The determination was made when the ITC determined that the U.S. industry is “not materially injured or threatened with material injury by reason of imports of truck and bus tires from China that the U.S. Department of Commerce (DOC) has determined are subsidized and sold in the United States at less than fair value.” The decision came from a 2:3 vote by ITC officials. More information on the decision will be made available in the ITC’s March 15 report.
The DOC originally found that there was in fact dumping of tires by Chinese manufacturers. Both mandatory respondents Prinx Chengshan (Shandong) Tire Co. Ltd. and Double Coin Holdings Ltd., which operates the North American subsidiary China Manufacturers Alliance (CMA), were issued a dumping margin of 9%. Non-selected respondents also received a rate of 9% and all other producers/exporters in China that are part of the China-wide entity received a rate of 22.57%.
Imports of truck and bus tires from China were estimated at about $1.07 billion in 2015, according to U.S. official data. CVD rates for truck and bus tires imported from China have been up and down throughout the investigation due to ministerial errors. Double Coin’s final countervailing duty rate was 20.98%, Guizhou’s duty rate was 63.34%, and the rate for all other producers/exporters was 42.16%.
The decision to not hit Chinese truck and bus tires with CVD or AD duties comes with mixed feelings from those involved in the tire industry. The United Steelworkers union, which launched the petition against TBR tires from China last year, announced its disappointment with the result. Retread industry associations also expressed concern and disappointment.
“The ITC Commissioners made a huge mistake,” said USW International President Leo W. Gerard. “While the Department of Commerce identified subsidies of up to more than 60% and dumping of up to almost 23%, the ITC failed to support relief for the injured workers. That simply ignores the facts and the harm that Chinese unfairly-traded exports have caused the workers.”

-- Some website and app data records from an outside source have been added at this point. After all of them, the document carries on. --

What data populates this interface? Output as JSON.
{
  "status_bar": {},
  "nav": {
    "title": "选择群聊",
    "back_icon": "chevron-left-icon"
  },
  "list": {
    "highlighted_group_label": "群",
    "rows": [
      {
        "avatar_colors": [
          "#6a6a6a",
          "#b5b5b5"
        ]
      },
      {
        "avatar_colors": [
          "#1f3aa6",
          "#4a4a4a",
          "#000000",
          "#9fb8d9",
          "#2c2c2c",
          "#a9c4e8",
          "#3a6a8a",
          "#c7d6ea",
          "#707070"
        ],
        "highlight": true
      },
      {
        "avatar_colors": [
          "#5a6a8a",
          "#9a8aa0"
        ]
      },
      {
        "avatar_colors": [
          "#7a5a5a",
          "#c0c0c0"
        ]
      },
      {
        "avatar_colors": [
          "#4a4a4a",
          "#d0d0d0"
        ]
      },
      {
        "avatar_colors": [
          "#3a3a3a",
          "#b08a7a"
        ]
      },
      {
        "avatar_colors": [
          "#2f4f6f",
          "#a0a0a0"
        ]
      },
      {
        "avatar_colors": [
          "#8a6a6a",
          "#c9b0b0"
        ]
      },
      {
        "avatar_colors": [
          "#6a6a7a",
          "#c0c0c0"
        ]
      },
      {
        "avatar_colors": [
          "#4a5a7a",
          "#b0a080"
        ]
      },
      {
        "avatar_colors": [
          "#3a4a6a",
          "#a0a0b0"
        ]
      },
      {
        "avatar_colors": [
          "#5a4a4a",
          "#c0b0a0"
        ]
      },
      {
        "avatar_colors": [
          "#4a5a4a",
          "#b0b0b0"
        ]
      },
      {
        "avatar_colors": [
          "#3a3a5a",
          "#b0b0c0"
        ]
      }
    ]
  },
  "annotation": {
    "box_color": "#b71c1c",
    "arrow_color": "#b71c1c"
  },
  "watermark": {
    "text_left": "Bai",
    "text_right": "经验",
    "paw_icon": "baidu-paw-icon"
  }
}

Harvey Brodsky, consulting director for the Retread Tire Association (RTA), echoed Gerard’s concerns, adding, “When [the ITC] found no harm, was that a comprehensive understanding of the industry? Most often the analysis of whether ‘harm’ is caused by the dumping of tires into the market takes into account only the impact on new tire manufacturers, but ignores the retreading industry, which one could argue bears the brunt of the harm caused by this practice.”
In a statement released by Tire Retread & Repair Information Bureau (TRIB), the association called for more education on the value of retreaded tires. “Thousands of U.S. jobs in the retreading and related industries are being threatened by dumping and unfair subsidies on truck and bus tires produced in China. The retread industry will continue to focus on delivering superior products to all customers and providing the best cost-per-mile savings while maintaining massive environmental benefits delivered through the retreading process.”
RTA hopes industry action will influence the ITC to change its decision. “To our members, we urge you to come together and we’ll be happy to spearhead the movement to bring this to the attention of the authorities, and to reconsider before they make a move that could damage the truck and bus tire retread industry in North America,” Brodsky said.
Pleased with the decision are the tire companies who would have been affected by the tariffs, including Cooper Tire & Rubber Co. and CMA/Double Coin.
“The industry has made record profits for the last decade, profits that have rivaled internet company profits and in addition to that, if the tariffs were implemented the only people to suffer would be the end-user because there is no additional capacity available in the United States to come anywhere near being able to supply the demand in the U.S,” CMA’s Walt Weller, senior vice president,told Tire Review.
In the last few years there have been no new truck tire plants built in the U.S. from domestic manufacturers (Goodyear Tire & Rubber Co. or Cooper Tire & Rubber Co.). However, Japan’s Yokohama Tire Corp. started production at its truck tire facility in Mississippi in 2016 and Continental Tire the Americas (a subsidiary of Germany’s Continental AG) plans to start production at its truck tire facility in Mississippi in 2018.